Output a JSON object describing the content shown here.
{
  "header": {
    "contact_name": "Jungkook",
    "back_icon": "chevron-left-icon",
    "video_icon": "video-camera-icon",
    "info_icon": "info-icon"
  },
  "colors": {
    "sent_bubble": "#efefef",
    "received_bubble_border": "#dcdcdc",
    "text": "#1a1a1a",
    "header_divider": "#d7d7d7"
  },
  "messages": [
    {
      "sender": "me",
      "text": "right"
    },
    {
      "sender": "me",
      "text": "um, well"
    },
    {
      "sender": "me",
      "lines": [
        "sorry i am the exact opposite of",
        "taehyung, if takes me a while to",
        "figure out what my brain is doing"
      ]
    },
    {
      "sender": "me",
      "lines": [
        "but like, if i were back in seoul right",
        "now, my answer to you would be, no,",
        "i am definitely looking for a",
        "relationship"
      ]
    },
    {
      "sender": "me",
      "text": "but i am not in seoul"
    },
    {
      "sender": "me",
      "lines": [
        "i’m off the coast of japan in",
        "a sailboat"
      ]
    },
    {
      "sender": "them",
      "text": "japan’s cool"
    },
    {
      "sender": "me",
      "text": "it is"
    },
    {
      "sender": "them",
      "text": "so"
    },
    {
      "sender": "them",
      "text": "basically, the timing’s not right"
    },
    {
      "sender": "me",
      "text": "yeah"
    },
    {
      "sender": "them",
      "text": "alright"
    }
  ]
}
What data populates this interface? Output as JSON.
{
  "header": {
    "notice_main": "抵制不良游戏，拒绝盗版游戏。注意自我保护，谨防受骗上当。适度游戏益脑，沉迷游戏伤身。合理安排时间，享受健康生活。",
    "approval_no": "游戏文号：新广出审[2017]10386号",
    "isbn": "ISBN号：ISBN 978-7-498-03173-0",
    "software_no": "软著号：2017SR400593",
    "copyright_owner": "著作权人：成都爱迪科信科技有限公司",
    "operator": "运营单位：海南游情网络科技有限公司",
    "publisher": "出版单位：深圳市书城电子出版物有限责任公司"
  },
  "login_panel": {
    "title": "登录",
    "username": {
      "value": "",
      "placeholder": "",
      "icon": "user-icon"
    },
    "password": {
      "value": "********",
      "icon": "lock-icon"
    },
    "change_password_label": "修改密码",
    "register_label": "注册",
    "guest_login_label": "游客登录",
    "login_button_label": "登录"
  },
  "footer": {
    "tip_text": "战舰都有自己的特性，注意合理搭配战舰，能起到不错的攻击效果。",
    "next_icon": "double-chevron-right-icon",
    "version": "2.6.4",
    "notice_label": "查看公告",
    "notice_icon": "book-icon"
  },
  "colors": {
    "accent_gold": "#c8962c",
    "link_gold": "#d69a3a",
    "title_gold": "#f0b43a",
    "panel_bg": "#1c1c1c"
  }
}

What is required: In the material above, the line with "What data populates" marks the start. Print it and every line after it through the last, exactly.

Answer area:
What data populates this interface? Output as JSON.
{
  "header": {
    "notice_main": "抵制不良游戏，拒绝盗版游戏。注意自我保护，谨防受骗上当。适度游戏益脑，沉迷游戏伤身。合理安排时间，享受健康生活。",
    "approval_no": "游戏文号：新广出审[2017]10386号",
    "isbn": "ISBN号：ISBN 978-7-498-03173-0",
    "software_no": "软著号：2017SR400593",
    "copyright_owner": "著作权人：成都爱迪科信科技有限公司",
    "operator": "运营单位：海南游情网络科技有限公司",
    "publisher": "出版单位：深圳市书城电子出版物有限责任公司"
  },
  "login_panel": {
    "title": "登录",
    "username": {
      "value": "",
      "placeholder": "",
      "icon": "user-icon"
    },
    "password": {
      "value": "********",
      "icon": "lock-icon"
    },
    "change_password_label": "修改密码",
    "register_label": "注册",
    "guest_login_label": "游客登录",
    "login_button_label": "登录"
  },
  "footer": {
    "tip_text": "战舰都有自己的特性，注意合理搭配战舰，能起到不错的攻击效果。",
    "next_icon": "double-chevron-right-icon",
    "version": "2.6.4",
    "notice_label": "查看公告",
    "notice_icon": "book-icon"
  },
  "colors": {
    "accent_gold": "#c8962c",
    "link_gold": "#d69a3a",
    "title_gold": "#f0b43a",
    "panel_bg": "#1c1c1c"
  }
}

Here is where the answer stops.